Mike Wheatley

TV shoppers who consider energy efficiency to be a priority could do a lot worse than taking a look at one of Samsung’s new Neo QLED TVs with Mini-LED backlights.


The company reckons that its new TV displays are as much as 11.6% more power efficient than the displays used on older LCD TVs.

That’s according to the company’s own internal research anyhow. Samsung said its 2021 Neo QLED TVs feature Mini-LED technology that uses light-emitting diodes which measure just 1/40th of the size of a traditional LED, enabling much more precise control over brightness and contrast. This, it said, helps to reduce the overall brightness of the screen as it means pixels that don’t need the extra visibility won’t light up.

Samsung said this technology, plus its more efficient power supply boards, helps to achieve a 25% total reduction in the energy consumption of its Neo QLED TVs. Further, the company now provides a solar-powered TV remote with its TVs, eliminating the reliance on disposable batteries.

That’s not to say you should immediately throw your existing television onto the scrap heap and rush out to buy a more energy efficient model. TVs can also be environmentally damaging if they’re not scrapped properly. It’s much better to have them recycled, of course.

But for those who do want an environmentally friendly upgrade that will hopefully reduce their electricity bill too, Samsung’s Neo QLED models are certainly an option.


That said, some might decide in favour of an OLED television instead. LG Electronics has also made a big effort to showcase its green credentials in recent years and recently published some impressive numbers regarding OLED’s use of plastic and its potential for recycling.

LG published figures in May that demonstrate how the average 65-inch OLED TV requires just 0.43 kilograms of plastic to be manufactured, versus 5.2 kg of plastic for an LCD TV of the same size. So there’s 12-times less plastic in an OLED TV than an LCD one, it claims. That’s important, LG says, because less plastic consumption translates to fewer harmful substances that are released into the atmosphere. The company said its own scientific analysis shows that OLED TV display panel production results in about 50% fewer emissions of volatile organic compounds than LCD TV panel production.

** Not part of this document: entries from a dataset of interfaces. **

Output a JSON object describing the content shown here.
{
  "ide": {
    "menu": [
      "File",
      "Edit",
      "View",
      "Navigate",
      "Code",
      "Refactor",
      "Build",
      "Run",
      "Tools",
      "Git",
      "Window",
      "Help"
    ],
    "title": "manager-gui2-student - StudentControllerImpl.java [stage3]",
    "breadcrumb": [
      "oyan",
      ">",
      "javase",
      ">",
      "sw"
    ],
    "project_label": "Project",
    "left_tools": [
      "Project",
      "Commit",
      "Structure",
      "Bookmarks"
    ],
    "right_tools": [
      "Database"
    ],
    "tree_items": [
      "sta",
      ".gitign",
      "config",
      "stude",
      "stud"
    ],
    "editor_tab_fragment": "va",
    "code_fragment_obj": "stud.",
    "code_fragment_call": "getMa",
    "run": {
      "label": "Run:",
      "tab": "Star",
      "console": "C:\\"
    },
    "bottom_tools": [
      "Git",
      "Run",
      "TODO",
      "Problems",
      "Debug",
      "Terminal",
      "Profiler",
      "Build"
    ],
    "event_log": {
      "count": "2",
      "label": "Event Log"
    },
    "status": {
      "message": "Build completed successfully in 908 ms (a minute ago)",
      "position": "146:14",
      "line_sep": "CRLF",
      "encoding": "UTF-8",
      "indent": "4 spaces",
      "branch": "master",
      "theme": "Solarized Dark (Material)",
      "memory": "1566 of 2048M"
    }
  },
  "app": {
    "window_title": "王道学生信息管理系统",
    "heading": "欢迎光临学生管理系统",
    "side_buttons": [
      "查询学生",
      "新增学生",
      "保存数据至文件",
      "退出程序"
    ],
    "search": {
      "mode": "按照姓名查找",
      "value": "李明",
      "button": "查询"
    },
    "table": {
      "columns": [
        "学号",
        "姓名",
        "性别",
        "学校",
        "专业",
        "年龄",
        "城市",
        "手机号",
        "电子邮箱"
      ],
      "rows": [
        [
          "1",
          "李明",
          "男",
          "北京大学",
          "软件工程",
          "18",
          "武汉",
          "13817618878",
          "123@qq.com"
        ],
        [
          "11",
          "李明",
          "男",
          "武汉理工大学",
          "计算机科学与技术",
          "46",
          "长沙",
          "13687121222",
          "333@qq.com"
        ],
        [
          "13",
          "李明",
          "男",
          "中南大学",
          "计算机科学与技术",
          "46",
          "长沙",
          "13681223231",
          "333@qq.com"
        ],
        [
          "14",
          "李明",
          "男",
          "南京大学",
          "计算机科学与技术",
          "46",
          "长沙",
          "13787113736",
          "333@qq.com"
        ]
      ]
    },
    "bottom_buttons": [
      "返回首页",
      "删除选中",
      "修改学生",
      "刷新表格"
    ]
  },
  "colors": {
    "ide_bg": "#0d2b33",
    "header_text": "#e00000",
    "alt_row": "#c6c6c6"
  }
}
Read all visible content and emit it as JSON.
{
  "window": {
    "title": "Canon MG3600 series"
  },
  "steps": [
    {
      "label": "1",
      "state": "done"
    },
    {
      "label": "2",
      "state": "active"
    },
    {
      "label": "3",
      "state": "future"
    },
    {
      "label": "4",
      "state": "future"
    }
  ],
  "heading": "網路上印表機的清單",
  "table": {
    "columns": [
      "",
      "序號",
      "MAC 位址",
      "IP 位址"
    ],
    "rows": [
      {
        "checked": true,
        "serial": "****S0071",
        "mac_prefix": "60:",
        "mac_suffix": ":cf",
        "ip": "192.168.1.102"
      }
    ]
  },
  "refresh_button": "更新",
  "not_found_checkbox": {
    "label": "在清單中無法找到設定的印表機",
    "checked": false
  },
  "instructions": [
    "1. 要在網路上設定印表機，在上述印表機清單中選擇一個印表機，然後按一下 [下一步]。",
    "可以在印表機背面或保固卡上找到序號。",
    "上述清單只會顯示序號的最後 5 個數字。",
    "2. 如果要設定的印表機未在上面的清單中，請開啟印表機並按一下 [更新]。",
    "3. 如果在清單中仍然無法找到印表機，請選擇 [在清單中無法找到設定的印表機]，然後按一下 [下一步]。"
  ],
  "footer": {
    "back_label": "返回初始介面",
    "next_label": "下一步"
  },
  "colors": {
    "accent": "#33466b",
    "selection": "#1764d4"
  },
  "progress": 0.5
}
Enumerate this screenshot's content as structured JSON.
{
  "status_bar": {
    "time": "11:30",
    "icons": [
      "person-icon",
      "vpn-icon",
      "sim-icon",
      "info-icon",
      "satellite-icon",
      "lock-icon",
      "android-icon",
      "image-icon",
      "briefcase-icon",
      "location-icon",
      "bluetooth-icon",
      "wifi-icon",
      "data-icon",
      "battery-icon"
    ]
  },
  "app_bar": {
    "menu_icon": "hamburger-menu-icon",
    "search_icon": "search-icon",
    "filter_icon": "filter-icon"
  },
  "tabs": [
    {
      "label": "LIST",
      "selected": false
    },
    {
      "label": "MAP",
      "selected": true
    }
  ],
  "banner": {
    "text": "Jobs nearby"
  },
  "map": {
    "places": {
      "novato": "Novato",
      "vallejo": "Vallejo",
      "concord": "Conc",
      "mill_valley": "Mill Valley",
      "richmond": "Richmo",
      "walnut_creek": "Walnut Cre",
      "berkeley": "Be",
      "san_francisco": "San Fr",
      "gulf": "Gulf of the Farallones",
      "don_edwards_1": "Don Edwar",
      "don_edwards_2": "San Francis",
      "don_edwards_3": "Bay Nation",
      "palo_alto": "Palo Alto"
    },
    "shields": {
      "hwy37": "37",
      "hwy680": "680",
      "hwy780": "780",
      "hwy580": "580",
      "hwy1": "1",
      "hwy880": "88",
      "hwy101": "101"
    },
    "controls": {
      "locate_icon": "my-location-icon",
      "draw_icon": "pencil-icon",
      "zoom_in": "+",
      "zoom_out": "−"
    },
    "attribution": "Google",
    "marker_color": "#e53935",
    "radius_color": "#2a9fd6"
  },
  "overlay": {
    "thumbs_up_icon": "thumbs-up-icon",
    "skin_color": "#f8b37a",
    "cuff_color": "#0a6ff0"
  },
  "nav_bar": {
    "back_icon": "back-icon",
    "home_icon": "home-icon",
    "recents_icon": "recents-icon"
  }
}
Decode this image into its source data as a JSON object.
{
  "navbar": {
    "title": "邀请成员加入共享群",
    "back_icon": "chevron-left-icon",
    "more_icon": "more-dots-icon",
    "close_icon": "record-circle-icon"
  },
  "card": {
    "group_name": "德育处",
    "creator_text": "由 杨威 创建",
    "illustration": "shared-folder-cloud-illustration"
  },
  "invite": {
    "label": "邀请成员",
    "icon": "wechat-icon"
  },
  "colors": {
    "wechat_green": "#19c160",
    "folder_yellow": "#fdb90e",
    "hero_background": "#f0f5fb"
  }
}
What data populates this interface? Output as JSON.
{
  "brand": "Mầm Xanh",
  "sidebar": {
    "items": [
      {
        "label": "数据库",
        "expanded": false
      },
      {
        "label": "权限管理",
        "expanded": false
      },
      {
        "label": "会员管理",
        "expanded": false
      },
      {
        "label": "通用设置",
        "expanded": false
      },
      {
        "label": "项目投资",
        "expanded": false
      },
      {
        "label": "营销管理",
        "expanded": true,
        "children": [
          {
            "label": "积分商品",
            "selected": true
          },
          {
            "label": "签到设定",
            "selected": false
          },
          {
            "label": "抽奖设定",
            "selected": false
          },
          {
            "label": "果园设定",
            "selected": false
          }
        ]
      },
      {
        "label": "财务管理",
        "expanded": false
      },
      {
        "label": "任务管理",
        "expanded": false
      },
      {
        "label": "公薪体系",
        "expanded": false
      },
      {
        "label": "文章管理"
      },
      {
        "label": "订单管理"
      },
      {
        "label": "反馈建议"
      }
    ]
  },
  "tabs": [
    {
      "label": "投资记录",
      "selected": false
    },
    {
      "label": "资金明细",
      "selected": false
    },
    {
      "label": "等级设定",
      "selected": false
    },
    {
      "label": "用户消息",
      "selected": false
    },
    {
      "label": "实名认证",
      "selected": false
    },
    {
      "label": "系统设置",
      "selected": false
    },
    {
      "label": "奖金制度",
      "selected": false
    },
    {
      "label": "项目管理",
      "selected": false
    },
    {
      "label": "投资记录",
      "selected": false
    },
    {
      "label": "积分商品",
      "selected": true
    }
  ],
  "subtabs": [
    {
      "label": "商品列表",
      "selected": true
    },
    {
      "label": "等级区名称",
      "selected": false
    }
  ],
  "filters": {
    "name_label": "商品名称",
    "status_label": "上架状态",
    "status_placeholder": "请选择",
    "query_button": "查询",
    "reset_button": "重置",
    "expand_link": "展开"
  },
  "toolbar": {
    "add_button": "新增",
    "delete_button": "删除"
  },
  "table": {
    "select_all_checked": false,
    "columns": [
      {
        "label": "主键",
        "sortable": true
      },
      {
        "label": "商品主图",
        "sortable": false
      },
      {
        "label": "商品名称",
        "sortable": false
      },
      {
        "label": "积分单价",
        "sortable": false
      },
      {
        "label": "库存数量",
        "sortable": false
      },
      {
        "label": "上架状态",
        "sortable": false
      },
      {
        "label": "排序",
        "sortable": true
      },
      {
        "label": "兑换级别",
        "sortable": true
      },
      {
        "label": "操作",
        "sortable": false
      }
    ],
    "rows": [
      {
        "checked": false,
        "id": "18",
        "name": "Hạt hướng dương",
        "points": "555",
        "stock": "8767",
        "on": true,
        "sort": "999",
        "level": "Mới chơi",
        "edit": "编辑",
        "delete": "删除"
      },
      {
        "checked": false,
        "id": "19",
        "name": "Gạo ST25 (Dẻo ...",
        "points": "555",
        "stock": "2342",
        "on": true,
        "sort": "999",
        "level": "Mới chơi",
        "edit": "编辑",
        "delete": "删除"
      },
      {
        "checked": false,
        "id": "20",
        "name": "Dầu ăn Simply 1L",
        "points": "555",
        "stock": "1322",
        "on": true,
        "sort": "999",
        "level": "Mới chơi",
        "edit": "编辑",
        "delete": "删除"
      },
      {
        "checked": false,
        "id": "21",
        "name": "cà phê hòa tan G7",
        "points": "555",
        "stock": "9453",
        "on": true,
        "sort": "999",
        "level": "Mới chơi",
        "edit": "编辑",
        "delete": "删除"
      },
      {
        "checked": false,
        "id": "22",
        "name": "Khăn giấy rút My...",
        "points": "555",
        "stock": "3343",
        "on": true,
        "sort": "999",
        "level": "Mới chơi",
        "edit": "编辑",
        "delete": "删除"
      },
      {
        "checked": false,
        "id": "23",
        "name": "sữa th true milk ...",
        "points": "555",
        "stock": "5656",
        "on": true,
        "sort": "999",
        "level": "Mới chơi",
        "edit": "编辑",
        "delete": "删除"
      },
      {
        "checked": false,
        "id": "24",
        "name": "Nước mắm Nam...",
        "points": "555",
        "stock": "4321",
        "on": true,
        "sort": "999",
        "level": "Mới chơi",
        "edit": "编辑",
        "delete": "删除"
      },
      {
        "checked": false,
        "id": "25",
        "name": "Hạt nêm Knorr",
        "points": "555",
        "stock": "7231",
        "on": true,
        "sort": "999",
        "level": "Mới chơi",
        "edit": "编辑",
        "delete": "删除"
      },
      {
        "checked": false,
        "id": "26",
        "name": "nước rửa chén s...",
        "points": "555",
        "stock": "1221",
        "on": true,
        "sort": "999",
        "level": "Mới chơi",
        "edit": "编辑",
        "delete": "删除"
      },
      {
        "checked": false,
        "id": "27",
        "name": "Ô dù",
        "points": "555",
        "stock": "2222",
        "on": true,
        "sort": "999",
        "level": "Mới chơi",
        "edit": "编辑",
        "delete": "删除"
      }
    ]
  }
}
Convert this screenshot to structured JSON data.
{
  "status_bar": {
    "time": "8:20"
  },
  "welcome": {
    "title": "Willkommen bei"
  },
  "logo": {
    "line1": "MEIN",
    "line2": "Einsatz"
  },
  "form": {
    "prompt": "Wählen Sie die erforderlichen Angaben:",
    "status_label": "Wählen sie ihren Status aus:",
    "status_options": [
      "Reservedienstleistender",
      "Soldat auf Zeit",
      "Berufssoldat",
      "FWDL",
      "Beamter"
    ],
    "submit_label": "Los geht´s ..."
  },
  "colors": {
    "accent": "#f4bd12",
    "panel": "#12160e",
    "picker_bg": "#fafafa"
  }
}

Another argument for OLED TVs is they’re more recyclable than LCD. LG said in its May disclosure that its latest OLED TV panels have achieved a 92.2% score on its Eco Index, compared to just 72% for LCD TV panels. That’s partly due to its use of recyclable iron, where possible, as well as the reduced amount of plastic.

LG’s Eco Index was first published in 2019 as a way for the company to highlight its efforts at lowering its carbon footprint, and it serves as an indicator that evaluates both recycling rates and checks if any harmful substances are used during the process.

Switzerland-based inspection, verification and testing authority SGS has also highlighted OLED’s eco-friendliness, saying last year that LG’s manufacturing process results in around 50% fewer emissions of total volatile organic compounds than LCD.

And for all Samsung’s claims of the energy-efficiency of its NeO QLED TVs, it’s well known that because OLED TVs don’t use a backlight system due to their self-emissive nature, they too use less energy than regular LCD TVs.

That said, Samsung is making a big effort on other fronts, notably the “Eco-packaging” of its TVs. Last year it announced that all new TVs it sells will be packaged in “eco-friendly corrugated cardboard” that can also be repurposed into useful bits of furniture, such as a kennel for a dog or a cat, or a magazine rack, perhaps. Samsung has various instructions on its website on how to transform its TV packaging.